Unlike the love stories and fairy tales we read in books and see in the movies – that’s not the end of my story. It’s really just the beginning. Because falling in love is when you turn into a lunatic frog and then your beloved kisses your warts and you turn back into a suitable amphibian and then without warning someone leaves whiskers on the bathroom counter and it’s back to Mrs. Toad’s Wild Ride.
For a lifelong people watcher and observer of randomness, I’m constantly amused, bemused and more than occasionally in need of booze from the daily antics of my own life. And not because we live such a remarkable or even interesting life. I’m a writer and he’s an accountant – it’s not exactly Lord of the Rings on a scale of epic-ness up in our hiz. The reason it’s so profoundly ridiculous, it because as much as I’d longed for this magical partnership, I didn’t have the experience to manage any of it gracefully. I was in my 40s and had never been married, never had a live-in boyfriend, never had a relationship that lasted longer than 9 months, never had a pet of my own, never had a plant that survived more than a 90 days. I realized I was a fucking novice at this stuff.
That’s the bad news (mostly for Nathaniel, as he patiently watches me navigate our life like a toddler taking her first steps – teetering along, falling on her ass a lot, having a meltdown and then pulling herself back on her feet. Rinse. Repeat.)
And for better or for worse – that’s pretty much the kind of thing you’ll find here – the bemused musings of a notoriously late bloomer.
About this blog
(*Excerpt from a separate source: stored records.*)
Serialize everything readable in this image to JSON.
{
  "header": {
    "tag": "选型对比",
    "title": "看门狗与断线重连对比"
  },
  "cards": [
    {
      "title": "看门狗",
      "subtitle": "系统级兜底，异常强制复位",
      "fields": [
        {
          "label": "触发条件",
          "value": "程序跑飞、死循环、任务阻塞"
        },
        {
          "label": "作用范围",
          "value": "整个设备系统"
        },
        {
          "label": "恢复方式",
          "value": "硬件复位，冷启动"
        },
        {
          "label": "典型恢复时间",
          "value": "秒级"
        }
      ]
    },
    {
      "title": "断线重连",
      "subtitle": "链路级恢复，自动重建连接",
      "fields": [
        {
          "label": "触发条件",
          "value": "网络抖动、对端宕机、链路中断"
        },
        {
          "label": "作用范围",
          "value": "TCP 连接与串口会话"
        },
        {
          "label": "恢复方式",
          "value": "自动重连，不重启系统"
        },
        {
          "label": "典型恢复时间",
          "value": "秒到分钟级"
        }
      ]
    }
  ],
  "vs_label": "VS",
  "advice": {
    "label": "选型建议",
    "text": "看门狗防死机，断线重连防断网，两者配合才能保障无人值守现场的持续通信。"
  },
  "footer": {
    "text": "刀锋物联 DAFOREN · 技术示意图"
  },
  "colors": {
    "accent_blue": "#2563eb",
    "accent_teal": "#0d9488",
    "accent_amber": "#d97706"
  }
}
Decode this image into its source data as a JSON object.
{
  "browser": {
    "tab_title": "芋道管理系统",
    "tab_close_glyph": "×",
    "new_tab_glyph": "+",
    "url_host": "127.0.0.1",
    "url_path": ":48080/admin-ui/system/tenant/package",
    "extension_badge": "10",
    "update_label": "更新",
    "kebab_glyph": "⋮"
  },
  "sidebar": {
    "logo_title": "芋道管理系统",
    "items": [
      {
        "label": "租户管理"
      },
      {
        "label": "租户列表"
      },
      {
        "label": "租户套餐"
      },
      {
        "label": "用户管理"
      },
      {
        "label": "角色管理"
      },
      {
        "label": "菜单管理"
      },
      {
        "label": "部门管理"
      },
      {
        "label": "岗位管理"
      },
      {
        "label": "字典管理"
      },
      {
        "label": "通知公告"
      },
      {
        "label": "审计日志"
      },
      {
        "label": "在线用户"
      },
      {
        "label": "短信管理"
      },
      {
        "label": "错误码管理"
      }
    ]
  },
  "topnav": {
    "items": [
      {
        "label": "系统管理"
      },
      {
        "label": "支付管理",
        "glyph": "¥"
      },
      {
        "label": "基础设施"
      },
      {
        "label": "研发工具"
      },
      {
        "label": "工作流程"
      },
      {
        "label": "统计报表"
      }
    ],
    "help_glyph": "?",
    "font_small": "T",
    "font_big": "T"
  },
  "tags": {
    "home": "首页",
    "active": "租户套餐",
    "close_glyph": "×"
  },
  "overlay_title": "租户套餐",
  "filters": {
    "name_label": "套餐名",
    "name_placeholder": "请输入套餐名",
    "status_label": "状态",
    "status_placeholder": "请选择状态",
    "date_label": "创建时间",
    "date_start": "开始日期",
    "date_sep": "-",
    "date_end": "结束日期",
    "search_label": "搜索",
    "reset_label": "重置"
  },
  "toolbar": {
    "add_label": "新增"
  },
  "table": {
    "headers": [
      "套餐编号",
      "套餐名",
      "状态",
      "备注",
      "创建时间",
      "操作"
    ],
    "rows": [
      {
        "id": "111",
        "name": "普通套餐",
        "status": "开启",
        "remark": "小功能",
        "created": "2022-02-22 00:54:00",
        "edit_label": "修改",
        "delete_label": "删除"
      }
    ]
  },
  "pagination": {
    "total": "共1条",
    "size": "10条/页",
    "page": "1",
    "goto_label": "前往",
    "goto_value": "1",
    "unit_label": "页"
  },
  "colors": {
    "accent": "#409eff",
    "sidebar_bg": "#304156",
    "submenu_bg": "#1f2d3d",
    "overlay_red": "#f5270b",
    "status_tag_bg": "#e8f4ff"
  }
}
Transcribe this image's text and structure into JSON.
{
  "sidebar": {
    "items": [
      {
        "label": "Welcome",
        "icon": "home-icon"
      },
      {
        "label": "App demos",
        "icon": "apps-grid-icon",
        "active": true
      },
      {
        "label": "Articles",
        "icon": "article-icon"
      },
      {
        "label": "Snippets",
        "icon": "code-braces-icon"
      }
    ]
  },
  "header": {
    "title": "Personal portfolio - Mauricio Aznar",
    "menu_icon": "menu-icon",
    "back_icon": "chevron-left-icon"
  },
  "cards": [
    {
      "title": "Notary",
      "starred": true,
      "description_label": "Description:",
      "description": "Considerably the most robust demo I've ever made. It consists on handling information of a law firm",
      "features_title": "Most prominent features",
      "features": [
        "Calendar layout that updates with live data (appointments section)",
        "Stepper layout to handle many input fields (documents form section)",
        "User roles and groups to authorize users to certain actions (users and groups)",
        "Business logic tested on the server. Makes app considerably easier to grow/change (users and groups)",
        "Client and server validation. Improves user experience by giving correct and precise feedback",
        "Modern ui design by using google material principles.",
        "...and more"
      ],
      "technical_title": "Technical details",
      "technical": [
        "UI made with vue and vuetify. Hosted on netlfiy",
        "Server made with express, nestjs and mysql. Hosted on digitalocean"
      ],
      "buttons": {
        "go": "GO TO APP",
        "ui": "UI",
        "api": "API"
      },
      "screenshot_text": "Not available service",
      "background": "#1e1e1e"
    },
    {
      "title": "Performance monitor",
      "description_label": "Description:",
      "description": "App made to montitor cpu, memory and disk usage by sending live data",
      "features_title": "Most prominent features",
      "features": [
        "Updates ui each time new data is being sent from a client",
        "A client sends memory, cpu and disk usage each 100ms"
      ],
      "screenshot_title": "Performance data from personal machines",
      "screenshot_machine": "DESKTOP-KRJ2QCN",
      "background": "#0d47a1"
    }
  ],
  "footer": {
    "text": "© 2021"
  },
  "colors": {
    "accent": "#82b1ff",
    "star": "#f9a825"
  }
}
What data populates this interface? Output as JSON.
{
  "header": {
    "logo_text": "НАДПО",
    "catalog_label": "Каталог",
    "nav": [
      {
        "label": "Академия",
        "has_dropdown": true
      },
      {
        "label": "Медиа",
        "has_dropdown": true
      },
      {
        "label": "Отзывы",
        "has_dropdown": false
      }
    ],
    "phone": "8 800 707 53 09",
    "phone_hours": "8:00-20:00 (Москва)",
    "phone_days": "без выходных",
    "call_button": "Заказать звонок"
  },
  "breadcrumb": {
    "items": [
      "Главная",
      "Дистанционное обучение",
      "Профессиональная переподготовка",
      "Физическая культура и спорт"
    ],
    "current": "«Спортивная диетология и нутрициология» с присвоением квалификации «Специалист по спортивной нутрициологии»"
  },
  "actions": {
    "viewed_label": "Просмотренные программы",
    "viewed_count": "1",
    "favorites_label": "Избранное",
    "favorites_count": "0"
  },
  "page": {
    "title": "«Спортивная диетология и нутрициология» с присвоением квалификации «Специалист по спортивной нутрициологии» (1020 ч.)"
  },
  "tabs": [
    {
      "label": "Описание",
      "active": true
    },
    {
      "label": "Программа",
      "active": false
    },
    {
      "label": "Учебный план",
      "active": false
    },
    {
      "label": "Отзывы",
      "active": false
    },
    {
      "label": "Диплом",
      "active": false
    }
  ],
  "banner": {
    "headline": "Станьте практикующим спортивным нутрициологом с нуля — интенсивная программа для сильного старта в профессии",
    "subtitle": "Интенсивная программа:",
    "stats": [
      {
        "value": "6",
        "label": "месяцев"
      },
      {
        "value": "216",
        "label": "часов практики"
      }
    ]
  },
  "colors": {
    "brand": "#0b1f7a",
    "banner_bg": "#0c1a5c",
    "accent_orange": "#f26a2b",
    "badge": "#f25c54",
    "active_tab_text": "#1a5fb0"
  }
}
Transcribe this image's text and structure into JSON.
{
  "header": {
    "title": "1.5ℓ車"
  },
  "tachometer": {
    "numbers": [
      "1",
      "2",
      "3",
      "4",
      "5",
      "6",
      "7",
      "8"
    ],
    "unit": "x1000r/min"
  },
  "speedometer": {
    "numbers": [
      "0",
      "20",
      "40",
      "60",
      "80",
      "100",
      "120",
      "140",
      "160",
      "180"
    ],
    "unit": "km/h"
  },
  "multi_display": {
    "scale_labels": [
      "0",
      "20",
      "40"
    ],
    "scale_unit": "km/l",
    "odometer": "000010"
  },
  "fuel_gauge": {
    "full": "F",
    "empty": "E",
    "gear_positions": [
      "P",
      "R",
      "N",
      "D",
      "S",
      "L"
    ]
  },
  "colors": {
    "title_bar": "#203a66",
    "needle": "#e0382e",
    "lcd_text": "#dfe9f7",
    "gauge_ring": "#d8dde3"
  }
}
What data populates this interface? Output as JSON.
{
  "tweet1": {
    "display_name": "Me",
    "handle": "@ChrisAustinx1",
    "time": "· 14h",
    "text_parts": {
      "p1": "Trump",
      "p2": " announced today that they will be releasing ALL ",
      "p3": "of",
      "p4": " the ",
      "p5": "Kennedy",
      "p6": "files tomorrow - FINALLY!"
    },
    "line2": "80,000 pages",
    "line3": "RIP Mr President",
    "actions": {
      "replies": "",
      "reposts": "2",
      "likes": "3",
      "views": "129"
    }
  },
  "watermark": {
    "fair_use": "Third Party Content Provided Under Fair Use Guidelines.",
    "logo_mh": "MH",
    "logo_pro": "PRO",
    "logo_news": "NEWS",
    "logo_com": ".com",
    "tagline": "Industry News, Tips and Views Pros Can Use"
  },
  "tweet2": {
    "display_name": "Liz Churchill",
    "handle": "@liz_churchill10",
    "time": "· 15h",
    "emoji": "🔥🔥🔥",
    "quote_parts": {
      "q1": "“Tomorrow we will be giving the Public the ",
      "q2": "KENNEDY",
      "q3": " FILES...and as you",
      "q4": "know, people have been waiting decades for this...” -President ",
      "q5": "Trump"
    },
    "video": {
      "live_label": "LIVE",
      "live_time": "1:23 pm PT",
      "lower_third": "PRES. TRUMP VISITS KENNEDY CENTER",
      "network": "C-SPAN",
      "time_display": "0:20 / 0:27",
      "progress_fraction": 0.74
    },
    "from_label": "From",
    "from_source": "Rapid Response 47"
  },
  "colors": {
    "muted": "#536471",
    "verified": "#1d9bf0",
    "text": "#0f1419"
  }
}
What happens when you're in your 40s before you hit most of those major life milestones? It's like wearing high-waisted pegged jeans to a Versace fashion show.